Home & Garden Columns

Wild Neighbors: Meet the Pacific Wren (and Other Brand New Birds)

By Joe Eaton
Tuesday August 03, 2010 - 07:31:00 PM

A tip of the hat to John Westlake for alerting me to the recent publication of the 51st Supplement to the American Ornithologists’ Union checklist, essential reading for any active or recovering birder. As happens every year, the AOU has voted to accept or reject a number of proposed changes in bird nomenclature for the Western Hemisphere and Hawai’i. This includes the recognition of new species (splits), the demotion of old ones (lumps), taxonomic reshufflings at various levels, and changes in common and Latin names, sometimes just to correct the gender of the Latin. The process is an incidental boon to publishers, who can justify new editions of Peterson, Sibley, National Geographic and the other standard field guides. 

The splits and lumps are the main focus of attention. This is when birders learn that their life lists have increased overnight, even if they haven’t been out in the field for months.

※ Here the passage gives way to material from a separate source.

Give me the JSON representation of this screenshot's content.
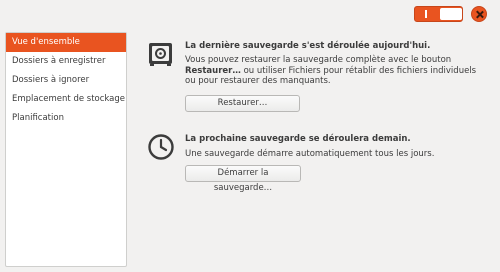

Or, conversely, shrunk, although that doesn’t happen much these days. The splitters seem to be firmly in the saddle. This year’s supplement includes four species-level splits for North American and Hawai’ian birds, and no lumps at all. 

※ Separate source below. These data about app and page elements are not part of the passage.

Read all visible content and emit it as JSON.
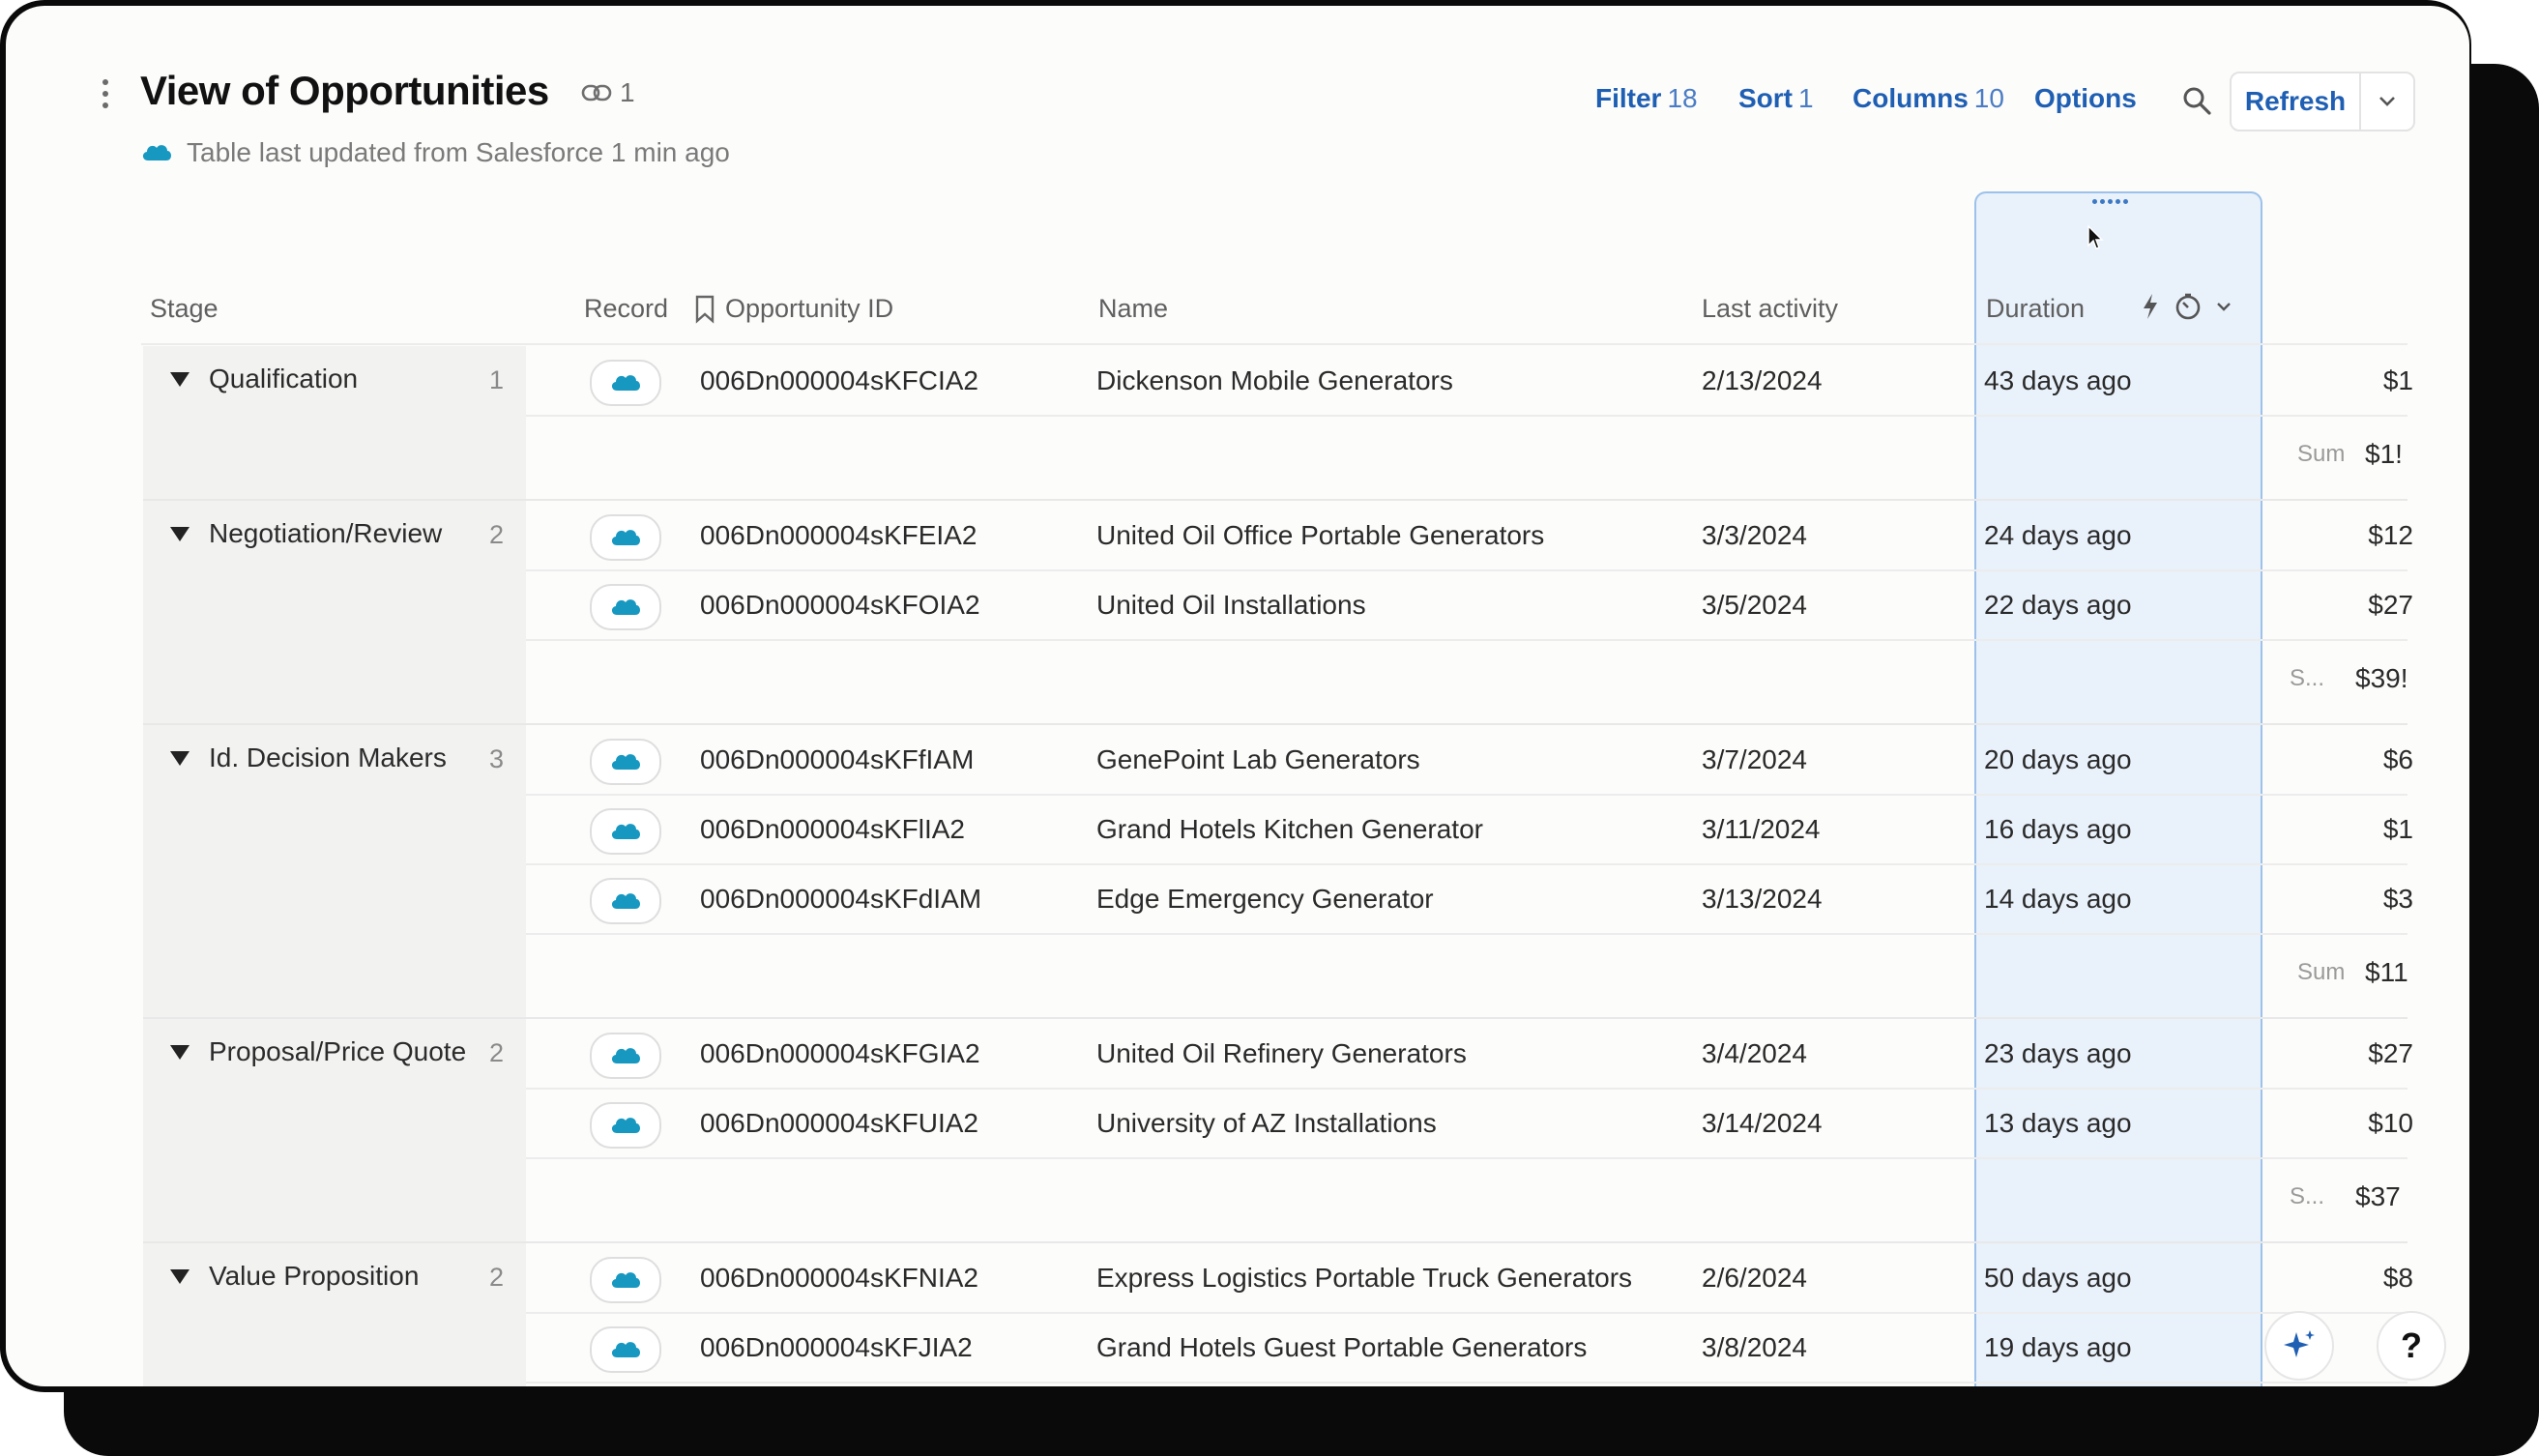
{
  "header": {
    "title": "View of Opportunities",
    "link_count": "1",
    "subtitle": "Table last updated from Salesforce 1 min ago"
  },
  "toolbar": {
    "filter_label": "Filter",
    "filter_count": "18",
    "sort_label": "Sort",
    "sort_count": "1",
    "columns_label": "Columns",
    "columns_count": "10",
    "options_label": "Options",
    "refresh_label": "Refresh"
  },
  "columns": {
    "stage": "Stage",
    "record": "Record",
    "opportunity_id": "Opportunity ID",
    "name": "Name",
    "last_activity": "Last activity",
    "duration": "Duration"
  },
  "groups": [
    {
      "label": "Qualification",
      "count": "1",
      "sum_label": "Sum",
      "sum_value": "$1!",
      "rows": [
        {
          "id": "006Dn000004sKFCIA2",
          "name": "Dickenson Mobile Generators",
          "last_activity": "2/13/2024",
          "duration": "43 days ago",
          "amount": "$1"
        }
      ]
    },
    {
      "label": "Negotiation/Review",
      "count": "2",
      "sum_label": "S...",
      "sum_value": "$39!",
      "rows": [
        {
          "id": "006Dn000004sKFEIA2",
          "name": "United Oil Office Portable Generators",
          "last_activity": "3/3/2024",
          "duration": "24 days ago",
          "amount": "$12"
        },
        {
          "id": "006Dn000004sKFOIA2",
          "name": "United Oil Installations",
          "last_activity": "3/5/2024",
          "duration": "22 days ago",
          "amount": "$27"
        }
      ]
    },
    {
      "label": "Id. Decision Makers",
      "count": "3",
      "sum_label": "Sum",
      "sum_value": "$11",
      "rows": [
        {
          "id": "006Dn000004sKFfIAM",
          "name": "GenePoint Lab Generators",
          "last_activity": "3/7/2024",
          "duration": "20 days ago",
          "amount": "$6"
        },
        {
          "id": "006Dn000004sKFlIA2",
          "name": "Grand Hotels Kitchen Generator",
          "last_activity": "3/11/2024",
          "duration": "16 days ago",
          "amount": "$1"
        },
        {
          "id": "006Dn000004sKFdIAM",
          "name": "Edge Emergency Generator",
          "last_activity": "3/13/2024",
          "duration": "14 days ago",
          "amount": "$3"
        }
      ]
    },
    {
      "label": "Proposal/Price Quote",
      "count": "2",
      "sum_label": "S...",
      "sum_value": "$37",
      "rows": [
        {
          "id": "006Dn000004sKFGIA2",
          "name": "United Oil Refinery Generators",
          "last_activity": "3/4/2024",
          "duration": "23 days ago",
          "amount": "$27"
        },
        {
          "id": "006Dn000004sKFUIA2",
          "name": "University of AZ Installations",
          "last_activity": "3/14/2024",
          "duration": "13 days ago",
          "amount": "$10"
        }
      ]
    },
    {
      "label": "Value Proposition",
      "count": "2",
      "rows": [
        {
          "id": "006Dn000004sKFNIA2",
          "name": "Express Logistics Portable Truck Generators",
          "last_activity": "2/6/2024",
          "duration": "50 days ago",
          "amount": "$8"
        },
        {
          "id": "006Dn000004sKFJIA2",
          "name": "Grand Hotels Guest Portable Generators",
          "last_activity": "3/8/2024",
          "duration": "19 days ago",
          "amount": "$"
        }
      ]
    }
  ],
  "icons": {
    "kebab": "kebab-menu-icon",
    "link": "link-icon",
    "salesforce": "salesforce-cloud-icon",
    "search": "search-icon",
    "chevron": "chevron-down-icon",
    "bookmark": "bookmark-icon",
    "lightning": "lightning-icon",
    "timer": "timer-icon",
    "sparkle": "sparkle-icon",
    "help": "help-icon"
  },
  "colors": {
    "accent": "#1f5fb3",
    "salesforce": "#1798c1",
    "highlight_column": "#e9f1fb"
  }
}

The full text of the supplement is only available at this point to subscribers to The Auk, but a birder named Michael L. Retter has posted the gist of the changes on his website

So what’s new? The black scoter, a sea duck that winters along the California coast, is now recognized as a distinct species from the common scoter of Eurasia; it retains its old name. I believe the British birding authorities adopted this change some year back. 

I don’t know if the common scoter has ever shown up here. 

The whip-poor-will has been split into two species: the broadly ranging eastern whip-poor-will and the Mexican whip-poor-will, which reaches the mountains of southeastern Arizona. These are both cryptic nocturnal birds, far more often heard than seen. Fortunately their voices are distinctive: the eastern says “Whip-poor-will,” while the Mexican’s call is described in one guide as “a burry pwurr-p’wium,” lower and slower than the eastern’s. Either would be unlikely in California. 

Not as unlikely, though, as the newly recognized species of ‘elepaio, Old World flycatchers endemic to the Hawai’ian islands. 

The Hawai’i (Big Island), Kaua’i, and Oahu subspecies have been promoted to full species status. Plumages differ from island to island, but range is sufficient to identify a species; these sedentary birds don’t make interisland flights. If you see an ‘elepaio on Kaua’i (which takes a bit of work these days), you can bank on it being a Kaua’i ‘elepaio. I will admit to having been skunked by the Oahu form a few years ago. Since the three forms never have the opportunity to interbreed, how do we know they’re valid species? Good question. Maybe the genetics were persuasive. 

The big deal for most mainland birders will be the wren decision, another three-way deal: winter wren (the old name for the species) in Eastern North America, Pacific wren in the West, and Eurasian—the unmodified wren of British birdlore—in Europe and Asia. I don’t know where the geographic boundary has been drawn between winter and Pacific. According to Sibley, plumage differences between the two forms are subtle. But the songs of the males are distinctive, and female preferences for the “right” song type keep the species reproductively separated even where the two forms nest side by side. 

Other species-level changes were proposed, but rejected as unjustified or premature. These included splitting our own western scrub-jay into coastal and interior species, dividing the curve-billed thrasher into western (Arizona) and eastern (Texas) species, and separating the South Hills crossbill, a bird endemic to a single mountain range in Idaho, from the widespread red crossbill. Apparently there are votes, a little like the process the astronomers went through in downgrading Pluto. More than likely there’s lobbying, armtwisting, backroom deals. 

I’m not sure why the jay and thrasher proposals failed, but I think I understand the decision on the crossbill. Most likely the AOU just didn’t want to go there. Once you start messing with the crossbills, you’ve opened Pandora’s box. The “red crossbill” may actually be a complex of at least nine species, best distinguished by flight call and mostly nomadic, so you can’t sort them out by range. The chronic uncertainty would really bother a lot of birders. 

At higher taxonomic levels, the longspurs and snow buntings were moved from the sparrow family to their own family; the wrentit, an anomalous California bird which was formerly in a family of its own and then placed with the babblers, is now considered an Old World warbler; and the osprey is now the sole member of a new family. Typical hawks (like the redtail and Cooper’s) and eagles were placed in a separate order from the falcons. Herons, ibises, and spoonbills were transferred to the pelican order, which lost the gannets, frigatebirds, cormorants, anhingas, and tropicbirds to two new orders. 

That’s this year. Give it time and maybe new tools for genetic analysis, and it’s all subject to change. Some of us are still waiting for the terrible revenge of the lumpers.